Go through the data below and return each line where the string "headline" occurs.

● ● ● ●

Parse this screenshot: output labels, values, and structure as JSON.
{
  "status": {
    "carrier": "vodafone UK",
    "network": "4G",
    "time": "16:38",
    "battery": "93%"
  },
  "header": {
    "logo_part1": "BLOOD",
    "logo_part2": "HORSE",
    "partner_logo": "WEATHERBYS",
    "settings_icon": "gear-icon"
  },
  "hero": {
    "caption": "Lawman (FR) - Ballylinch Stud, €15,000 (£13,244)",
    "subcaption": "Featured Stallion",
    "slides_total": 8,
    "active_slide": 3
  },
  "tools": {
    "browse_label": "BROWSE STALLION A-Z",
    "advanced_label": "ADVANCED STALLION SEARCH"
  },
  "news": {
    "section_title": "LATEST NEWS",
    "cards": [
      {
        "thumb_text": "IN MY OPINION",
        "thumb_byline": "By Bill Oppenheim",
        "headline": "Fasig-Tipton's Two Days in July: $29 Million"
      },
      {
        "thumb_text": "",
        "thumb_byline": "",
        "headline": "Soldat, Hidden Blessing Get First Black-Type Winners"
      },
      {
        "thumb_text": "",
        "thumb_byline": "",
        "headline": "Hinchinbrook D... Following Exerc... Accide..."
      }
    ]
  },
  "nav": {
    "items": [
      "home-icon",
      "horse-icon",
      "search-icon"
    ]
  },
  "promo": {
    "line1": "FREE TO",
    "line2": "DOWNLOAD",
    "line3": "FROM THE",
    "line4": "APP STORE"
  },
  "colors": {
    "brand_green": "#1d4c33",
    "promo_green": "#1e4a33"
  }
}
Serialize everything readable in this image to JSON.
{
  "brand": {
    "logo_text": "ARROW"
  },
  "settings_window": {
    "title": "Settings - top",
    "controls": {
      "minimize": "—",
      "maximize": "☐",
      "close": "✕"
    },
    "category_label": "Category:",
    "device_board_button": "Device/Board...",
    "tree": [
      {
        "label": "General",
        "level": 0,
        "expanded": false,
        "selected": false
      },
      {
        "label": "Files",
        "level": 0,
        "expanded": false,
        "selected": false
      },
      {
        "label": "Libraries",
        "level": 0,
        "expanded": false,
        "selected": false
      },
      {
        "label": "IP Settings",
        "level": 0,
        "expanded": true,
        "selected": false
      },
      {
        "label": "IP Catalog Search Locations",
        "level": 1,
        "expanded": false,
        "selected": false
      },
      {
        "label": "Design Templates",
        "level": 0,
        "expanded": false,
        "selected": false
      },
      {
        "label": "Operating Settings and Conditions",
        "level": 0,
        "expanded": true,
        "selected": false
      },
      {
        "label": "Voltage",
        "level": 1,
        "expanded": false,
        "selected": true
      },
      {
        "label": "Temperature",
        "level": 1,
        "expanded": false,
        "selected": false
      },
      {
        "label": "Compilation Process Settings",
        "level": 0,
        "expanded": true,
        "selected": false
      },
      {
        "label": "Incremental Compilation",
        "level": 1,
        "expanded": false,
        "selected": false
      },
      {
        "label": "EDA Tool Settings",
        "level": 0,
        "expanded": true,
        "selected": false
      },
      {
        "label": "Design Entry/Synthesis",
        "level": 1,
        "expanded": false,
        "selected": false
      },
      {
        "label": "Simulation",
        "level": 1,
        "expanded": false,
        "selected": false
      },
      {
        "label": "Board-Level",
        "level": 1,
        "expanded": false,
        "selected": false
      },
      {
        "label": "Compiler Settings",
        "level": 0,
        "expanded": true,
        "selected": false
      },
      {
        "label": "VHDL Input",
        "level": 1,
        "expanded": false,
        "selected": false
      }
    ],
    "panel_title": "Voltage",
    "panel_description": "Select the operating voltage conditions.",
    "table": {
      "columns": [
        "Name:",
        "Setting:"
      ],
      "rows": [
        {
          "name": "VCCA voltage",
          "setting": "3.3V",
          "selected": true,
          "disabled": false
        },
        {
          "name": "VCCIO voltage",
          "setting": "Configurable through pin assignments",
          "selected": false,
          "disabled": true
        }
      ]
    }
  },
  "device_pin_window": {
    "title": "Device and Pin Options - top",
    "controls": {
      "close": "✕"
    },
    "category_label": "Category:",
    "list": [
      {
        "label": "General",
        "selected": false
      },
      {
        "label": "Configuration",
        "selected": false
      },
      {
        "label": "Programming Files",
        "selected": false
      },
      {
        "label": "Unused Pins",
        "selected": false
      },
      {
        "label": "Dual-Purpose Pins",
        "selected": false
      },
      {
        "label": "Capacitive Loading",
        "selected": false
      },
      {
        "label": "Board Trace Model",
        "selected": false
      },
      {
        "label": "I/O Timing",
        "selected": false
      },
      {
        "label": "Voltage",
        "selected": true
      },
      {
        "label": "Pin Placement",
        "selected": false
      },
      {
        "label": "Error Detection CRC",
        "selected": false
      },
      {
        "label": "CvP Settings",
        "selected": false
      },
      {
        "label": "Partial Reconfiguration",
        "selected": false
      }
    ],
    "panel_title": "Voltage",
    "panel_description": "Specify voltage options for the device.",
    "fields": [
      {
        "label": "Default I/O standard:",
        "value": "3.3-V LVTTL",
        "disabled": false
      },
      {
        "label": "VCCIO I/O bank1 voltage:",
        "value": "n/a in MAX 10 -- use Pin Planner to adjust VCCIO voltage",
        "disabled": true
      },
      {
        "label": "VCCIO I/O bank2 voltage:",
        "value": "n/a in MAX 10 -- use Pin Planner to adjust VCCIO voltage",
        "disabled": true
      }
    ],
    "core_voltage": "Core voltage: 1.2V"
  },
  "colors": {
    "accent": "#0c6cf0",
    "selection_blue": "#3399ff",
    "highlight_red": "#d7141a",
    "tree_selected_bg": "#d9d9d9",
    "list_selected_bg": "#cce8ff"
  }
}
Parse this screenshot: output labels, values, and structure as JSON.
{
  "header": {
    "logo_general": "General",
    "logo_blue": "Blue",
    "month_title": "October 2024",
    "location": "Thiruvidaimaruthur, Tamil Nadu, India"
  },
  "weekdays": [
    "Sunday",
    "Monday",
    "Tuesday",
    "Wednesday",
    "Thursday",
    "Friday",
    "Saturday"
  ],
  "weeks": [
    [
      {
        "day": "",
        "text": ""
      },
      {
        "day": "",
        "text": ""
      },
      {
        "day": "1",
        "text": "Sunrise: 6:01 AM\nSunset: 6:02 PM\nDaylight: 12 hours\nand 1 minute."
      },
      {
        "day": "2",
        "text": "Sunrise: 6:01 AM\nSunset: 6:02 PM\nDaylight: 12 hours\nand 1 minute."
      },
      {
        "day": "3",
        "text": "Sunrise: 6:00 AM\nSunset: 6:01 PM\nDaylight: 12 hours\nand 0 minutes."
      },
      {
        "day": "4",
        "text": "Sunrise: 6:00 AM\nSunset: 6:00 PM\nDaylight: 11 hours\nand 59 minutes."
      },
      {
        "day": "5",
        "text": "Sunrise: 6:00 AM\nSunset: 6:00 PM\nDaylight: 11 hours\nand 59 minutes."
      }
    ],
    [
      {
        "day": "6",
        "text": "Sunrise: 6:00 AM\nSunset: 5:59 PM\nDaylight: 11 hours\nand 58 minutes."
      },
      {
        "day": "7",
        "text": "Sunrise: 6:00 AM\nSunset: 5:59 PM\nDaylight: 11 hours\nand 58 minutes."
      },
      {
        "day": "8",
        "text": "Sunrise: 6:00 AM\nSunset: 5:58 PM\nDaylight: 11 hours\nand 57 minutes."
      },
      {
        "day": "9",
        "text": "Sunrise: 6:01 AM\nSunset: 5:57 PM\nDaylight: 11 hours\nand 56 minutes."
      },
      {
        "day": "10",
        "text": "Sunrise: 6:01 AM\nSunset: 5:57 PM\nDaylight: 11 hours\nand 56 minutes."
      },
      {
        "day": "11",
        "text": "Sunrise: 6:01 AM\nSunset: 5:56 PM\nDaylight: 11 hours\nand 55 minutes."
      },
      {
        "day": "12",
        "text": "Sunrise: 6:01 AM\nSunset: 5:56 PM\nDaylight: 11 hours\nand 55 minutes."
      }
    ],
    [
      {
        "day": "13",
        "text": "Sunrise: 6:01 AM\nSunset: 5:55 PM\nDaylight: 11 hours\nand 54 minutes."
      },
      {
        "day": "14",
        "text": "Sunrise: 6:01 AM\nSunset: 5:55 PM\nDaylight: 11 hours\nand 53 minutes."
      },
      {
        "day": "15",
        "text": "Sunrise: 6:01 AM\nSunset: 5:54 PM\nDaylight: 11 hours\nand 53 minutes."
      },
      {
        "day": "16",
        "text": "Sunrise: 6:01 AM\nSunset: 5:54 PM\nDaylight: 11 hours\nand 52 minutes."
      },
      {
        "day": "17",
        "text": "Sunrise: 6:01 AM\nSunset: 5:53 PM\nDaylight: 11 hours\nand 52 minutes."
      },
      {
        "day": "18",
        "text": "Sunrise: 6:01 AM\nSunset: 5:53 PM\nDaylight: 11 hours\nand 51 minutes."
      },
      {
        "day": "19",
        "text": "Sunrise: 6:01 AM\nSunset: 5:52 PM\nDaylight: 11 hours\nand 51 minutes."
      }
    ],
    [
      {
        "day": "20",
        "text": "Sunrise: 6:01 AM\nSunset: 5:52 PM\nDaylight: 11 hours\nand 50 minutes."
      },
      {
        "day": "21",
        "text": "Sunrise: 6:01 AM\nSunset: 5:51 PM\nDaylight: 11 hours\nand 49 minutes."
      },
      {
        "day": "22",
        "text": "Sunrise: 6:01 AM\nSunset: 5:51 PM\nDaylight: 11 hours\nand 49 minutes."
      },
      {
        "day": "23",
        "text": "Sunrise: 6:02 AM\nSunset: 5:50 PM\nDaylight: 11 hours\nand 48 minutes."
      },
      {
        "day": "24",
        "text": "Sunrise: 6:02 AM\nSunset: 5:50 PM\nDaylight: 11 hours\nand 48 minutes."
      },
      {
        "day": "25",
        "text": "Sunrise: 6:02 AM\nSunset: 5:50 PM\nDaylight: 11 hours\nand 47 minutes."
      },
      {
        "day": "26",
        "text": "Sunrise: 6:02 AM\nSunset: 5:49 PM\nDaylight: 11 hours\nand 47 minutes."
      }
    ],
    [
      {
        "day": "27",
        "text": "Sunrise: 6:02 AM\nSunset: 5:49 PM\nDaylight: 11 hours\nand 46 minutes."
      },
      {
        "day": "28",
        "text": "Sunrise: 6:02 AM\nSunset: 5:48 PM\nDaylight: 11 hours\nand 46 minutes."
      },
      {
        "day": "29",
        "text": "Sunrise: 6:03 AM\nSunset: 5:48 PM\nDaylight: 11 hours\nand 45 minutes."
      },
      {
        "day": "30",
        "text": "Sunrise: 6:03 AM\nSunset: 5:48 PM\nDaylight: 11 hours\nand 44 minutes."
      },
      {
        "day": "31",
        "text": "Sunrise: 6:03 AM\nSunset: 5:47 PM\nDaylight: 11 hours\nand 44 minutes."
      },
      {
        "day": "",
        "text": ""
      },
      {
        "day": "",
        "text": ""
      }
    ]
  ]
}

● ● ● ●

▸ Solved problem
        "headline": "Fasig-Tipton's Two Days in July: $29 Million"
        "headline": "Soldat, Hidden Blessing Get First Black-Type Winners"
        "headline": "Hinchinbrook D... Following Exerc... Accide..."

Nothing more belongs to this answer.